Anchors Away was written in 1906 by a Navy lieutenant named Charles Zimmerman (music) and Annapolis cadet Alfred Hart Miles (lyrics) and first performed by the Navy band at the Army-Navy football game that autumn. On, Brave Old Army Team was written in 1910 by Lieutenant Philip Egner (then director of the United States Military Academy band).

As for the Air Force Academy; in 1938, Liberty magazine sponsored a contest to choose an official song for what was then called the Army Air Corps. The winning entry was the work of a musician named Robert Crawford. In 1947, when the Air Force became a separate branch of the armed forces, the name of the song was changed from The Army Air Corps to The US Air Force. In 1955, when the United States Air Force Academy opened its doors and fielded a football team for the first time, its football fight song began with the familiar words, “Off we go into the wild blue yonder.”

Oklahoma’s choice of Boomer Sooner as its fight song is thought by some to evince a lack of originality. The lyrics consist of repeating “boomer sooner” seven times followed by “OKU”. And more to the point, the original words and music were written by several Yale students in 1901 under the title Boola Boola, which consists in large measure of repeating “boola boola” multiple times.

The University of Alabama marching band performs during a game at Bryant-Denny Stadium in Tuscaloosa, Alabama.
The University of Alabama marching band performs during a game at Bryant-Denny Stadium in Tuscaloosa, Alabama. Photograph: Kevin C Cox/Getty Images

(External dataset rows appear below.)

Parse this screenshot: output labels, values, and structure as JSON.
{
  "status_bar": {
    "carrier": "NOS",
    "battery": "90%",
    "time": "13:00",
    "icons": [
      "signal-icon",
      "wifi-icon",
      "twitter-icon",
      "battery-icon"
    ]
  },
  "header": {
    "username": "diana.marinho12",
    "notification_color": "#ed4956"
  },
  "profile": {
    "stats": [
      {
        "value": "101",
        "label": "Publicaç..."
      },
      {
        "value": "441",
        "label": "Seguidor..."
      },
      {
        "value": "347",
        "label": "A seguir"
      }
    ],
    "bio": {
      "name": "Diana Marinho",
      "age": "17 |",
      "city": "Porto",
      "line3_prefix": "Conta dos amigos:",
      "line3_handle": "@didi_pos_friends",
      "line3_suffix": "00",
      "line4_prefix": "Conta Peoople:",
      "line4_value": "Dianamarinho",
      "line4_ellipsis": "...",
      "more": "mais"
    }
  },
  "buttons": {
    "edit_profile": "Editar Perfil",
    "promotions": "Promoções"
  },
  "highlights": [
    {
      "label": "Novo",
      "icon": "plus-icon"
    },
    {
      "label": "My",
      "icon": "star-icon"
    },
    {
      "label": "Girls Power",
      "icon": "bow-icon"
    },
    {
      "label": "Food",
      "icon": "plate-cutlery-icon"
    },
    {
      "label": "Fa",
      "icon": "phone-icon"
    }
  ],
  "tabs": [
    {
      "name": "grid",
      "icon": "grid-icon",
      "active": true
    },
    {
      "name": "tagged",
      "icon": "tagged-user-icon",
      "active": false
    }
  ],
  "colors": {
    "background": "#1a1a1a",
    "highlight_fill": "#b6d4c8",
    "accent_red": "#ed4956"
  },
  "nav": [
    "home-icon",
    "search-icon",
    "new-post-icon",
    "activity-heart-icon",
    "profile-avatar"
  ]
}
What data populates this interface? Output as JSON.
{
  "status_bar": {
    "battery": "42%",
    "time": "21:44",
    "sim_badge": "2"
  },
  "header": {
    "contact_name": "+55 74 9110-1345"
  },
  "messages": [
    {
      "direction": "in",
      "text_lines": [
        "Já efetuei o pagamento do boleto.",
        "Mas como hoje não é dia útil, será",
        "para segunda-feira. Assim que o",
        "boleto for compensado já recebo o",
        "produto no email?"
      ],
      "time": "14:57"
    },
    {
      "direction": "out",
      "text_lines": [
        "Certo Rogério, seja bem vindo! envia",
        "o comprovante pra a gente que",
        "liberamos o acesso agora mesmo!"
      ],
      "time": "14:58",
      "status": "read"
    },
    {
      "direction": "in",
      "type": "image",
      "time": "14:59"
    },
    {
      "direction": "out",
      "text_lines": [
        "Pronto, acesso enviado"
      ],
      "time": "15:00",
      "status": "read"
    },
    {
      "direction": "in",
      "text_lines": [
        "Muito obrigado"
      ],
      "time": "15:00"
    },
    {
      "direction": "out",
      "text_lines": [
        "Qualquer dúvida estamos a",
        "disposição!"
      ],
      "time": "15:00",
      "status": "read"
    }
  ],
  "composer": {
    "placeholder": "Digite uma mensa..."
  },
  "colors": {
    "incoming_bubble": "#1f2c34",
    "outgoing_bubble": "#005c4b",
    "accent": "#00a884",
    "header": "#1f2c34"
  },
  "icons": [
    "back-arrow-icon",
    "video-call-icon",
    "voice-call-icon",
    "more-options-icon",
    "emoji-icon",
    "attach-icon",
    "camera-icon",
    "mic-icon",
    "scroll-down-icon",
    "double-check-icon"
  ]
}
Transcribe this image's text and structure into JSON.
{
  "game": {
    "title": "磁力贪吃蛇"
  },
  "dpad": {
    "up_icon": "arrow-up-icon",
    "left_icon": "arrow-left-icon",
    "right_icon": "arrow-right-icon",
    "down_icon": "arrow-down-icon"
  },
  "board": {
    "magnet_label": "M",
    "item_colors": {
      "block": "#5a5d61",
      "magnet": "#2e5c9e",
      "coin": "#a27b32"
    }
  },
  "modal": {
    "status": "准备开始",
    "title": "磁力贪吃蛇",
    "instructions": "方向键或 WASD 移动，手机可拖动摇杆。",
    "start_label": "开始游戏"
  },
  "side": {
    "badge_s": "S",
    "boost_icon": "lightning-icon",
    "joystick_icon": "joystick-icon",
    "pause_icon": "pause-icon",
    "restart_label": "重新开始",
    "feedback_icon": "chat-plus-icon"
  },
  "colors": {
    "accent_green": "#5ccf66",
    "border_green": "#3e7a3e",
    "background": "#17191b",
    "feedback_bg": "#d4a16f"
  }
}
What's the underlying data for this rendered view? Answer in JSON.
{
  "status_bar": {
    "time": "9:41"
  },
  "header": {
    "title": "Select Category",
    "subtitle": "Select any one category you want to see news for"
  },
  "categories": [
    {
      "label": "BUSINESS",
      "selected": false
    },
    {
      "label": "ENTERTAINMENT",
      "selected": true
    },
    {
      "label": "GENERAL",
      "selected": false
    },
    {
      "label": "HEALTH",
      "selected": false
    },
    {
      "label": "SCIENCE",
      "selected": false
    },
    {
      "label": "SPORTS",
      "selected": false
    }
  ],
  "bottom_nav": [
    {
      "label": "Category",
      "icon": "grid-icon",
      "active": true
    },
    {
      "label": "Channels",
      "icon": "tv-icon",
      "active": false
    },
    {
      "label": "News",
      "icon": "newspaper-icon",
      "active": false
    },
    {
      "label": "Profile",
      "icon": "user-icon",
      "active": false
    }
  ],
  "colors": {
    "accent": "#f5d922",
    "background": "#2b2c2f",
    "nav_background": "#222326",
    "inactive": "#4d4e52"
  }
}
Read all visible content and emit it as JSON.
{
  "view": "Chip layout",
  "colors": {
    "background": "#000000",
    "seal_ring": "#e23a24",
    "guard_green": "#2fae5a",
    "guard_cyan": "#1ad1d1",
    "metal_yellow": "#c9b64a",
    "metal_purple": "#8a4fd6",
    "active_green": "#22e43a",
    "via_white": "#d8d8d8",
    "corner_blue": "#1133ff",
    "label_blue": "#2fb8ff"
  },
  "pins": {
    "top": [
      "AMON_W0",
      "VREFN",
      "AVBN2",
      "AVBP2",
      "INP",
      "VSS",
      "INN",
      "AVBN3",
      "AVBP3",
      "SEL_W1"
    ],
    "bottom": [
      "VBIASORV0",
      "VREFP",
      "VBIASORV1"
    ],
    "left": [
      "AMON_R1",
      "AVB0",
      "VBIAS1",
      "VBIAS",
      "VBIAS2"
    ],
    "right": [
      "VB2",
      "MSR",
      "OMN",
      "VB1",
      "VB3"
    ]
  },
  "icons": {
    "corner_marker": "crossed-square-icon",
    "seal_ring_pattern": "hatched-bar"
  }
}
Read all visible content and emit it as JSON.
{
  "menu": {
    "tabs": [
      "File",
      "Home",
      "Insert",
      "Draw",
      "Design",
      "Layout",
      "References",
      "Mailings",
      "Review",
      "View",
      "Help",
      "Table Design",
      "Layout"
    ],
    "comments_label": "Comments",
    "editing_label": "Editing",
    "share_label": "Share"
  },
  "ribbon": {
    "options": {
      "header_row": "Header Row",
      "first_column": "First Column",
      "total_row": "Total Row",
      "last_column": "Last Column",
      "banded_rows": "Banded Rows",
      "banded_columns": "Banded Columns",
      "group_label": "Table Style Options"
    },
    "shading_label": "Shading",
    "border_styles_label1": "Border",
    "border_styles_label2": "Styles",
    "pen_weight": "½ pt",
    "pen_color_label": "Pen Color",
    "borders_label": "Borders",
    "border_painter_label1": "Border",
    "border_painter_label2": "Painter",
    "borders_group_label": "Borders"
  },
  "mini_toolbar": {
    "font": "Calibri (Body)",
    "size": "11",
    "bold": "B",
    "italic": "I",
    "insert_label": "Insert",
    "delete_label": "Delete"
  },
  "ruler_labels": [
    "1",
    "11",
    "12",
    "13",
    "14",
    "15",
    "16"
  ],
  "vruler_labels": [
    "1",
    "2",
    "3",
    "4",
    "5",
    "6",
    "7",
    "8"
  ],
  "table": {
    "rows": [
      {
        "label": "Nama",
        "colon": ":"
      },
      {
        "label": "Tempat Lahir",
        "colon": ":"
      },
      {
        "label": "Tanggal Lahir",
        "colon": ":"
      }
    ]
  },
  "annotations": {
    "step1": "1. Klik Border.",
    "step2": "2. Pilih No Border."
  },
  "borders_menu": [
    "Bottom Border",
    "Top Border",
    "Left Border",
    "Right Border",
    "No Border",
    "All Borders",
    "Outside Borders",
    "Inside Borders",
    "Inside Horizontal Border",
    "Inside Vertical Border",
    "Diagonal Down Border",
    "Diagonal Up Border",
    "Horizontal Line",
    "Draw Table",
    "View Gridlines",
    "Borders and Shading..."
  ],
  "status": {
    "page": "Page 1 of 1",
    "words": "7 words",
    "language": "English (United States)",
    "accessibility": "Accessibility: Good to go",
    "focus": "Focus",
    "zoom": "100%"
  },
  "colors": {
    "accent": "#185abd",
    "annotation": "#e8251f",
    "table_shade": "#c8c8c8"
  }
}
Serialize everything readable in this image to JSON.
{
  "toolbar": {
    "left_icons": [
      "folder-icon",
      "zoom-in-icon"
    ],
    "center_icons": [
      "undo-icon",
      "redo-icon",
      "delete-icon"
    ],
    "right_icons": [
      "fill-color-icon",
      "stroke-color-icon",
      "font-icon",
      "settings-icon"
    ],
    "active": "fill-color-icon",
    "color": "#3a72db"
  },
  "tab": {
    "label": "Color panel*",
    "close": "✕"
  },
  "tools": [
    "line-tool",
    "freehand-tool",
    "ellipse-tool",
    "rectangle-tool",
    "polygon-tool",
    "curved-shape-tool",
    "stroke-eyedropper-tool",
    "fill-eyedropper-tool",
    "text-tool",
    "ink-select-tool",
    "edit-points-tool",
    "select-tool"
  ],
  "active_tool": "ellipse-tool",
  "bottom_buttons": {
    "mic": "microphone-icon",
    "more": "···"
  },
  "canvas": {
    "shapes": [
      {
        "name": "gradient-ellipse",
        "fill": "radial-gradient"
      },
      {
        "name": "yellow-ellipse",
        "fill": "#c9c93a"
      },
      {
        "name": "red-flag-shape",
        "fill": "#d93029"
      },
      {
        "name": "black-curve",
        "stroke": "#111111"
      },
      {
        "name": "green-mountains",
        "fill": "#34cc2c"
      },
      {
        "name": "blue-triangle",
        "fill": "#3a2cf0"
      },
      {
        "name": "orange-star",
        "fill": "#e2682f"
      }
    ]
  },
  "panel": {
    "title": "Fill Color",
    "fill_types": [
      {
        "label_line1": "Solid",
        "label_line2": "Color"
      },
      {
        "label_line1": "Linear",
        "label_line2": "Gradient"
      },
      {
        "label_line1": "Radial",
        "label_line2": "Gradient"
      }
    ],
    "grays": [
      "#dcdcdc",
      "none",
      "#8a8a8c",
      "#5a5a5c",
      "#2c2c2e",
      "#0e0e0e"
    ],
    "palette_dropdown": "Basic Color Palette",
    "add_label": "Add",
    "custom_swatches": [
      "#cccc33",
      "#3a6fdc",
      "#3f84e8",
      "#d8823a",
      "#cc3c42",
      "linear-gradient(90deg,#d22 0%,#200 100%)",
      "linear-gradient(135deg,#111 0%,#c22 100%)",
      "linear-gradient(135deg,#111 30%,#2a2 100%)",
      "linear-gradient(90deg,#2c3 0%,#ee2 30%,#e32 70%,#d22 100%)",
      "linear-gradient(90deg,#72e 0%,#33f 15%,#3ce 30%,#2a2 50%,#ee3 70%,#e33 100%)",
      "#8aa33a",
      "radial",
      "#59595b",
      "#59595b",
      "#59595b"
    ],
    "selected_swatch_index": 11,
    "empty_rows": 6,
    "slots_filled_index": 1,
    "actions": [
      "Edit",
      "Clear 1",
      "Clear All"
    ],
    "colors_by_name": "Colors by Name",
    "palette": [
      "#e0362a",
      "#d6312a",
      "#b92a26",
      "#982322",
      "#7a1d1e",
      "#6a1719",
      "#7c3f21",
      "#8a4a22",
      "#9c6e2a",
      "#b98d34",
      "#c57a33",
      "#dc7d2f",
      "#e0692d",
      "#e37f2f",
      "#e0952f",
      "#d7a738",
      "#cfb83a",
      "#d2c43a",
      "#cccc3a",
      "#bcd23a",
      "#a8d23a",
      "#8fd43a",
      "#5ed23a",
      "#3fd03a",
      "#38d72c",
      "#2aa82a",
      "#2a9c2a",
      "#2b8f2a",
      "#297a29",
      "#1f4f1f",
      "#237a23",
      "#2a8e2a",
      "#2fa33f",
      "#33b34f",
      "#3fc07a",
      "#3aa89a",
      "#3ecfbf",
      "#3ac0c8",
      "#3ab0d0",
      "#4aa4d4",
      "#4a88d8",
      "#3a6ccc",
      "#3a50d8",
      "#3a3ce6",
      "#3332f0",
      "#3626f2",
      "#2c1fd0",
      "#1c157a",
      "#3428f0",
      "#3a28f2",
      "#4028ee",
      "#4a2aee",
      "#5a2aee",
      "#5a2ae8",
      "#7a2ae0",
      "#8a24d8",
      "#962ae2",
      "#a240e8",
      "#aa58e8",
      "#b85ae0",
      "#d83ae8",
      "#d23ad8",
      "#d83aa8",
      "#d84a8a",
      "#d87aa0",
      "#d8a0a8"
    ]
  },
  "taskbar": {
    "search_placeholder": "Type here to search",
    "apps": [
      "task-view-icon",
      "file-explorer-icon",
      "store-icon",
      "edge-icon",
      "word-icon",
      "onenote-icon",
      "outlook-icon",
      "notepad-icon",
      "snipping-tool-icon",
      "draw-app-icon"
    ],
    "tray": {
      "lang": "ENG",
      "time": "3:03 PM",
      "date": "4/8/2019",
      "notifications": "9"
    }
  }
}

Boola Boola is honored at Yale. But the school’s official fight song is Bulldog, which was written by one of America’s greatest songwriters. Cole Porter was president of the Yale Glee Club and wrote an estimated three hundred songs (including Bulldog) before graduating in 1913. Later, he crafted popular treasures like You’re the Top, I’ve Got You Under My Skin and In the Still of the Night. For more than a century, Yale students and alumni have warmed to the sound of “Bulldog! Bulldog! Bow, wow, wow. Our team can never fail … Bulldog! Bulldog! Bow, wow, wow. Eli Yale.”

Other Ivy League schools are also well represented musically on the football field. Ten Thousand Men of Harvard (written in 1918 by a student listed as “A Putnam”) and The Princeton Cannon Song (written in 1906 by 1907 graduates Joseph Frederick Hewitt and Arthur Herbert Osborn) are autumn classics.

When I enrolled at Columbia many years ago, I learned the words and music to Roar, Lion, Roar – Columbia’s fight song. Originally entitled Bold Buccaneers, it was written with lyrics by Corey Ford (class of 1923) and set to music by Roy Webb (1910) and Morris Watkins (1924) for a 1923 student variety show. Later that year, the Columbia Alumni Federation offered a prize for a new football song. Properly incentivized, Ford rewrote the lyrics, and Roar, Lion, Roar was born.

Most of us feel an affinity for the fight song of our alma mater. The Notre Dame Victory March and The Victors are sung in praise of two of the most successful programs in college football history. Roar, Lion, Roar is sung in support of one of the most futile. Either way, these songs and others like them are part of a common heritage that’s ingrained in hearts and binds a college’s students and alumni together.

  • Thomas Hauser’s email address is thomashauserwriter@gmail.com. His most recent book – The Universal Sport: Two Years Inside Boxing – has just been published by the University of Arkansas Press. In 2019, Hauser was selected for boxing’s highest honor – induction into the International Boxing Hall of Fame.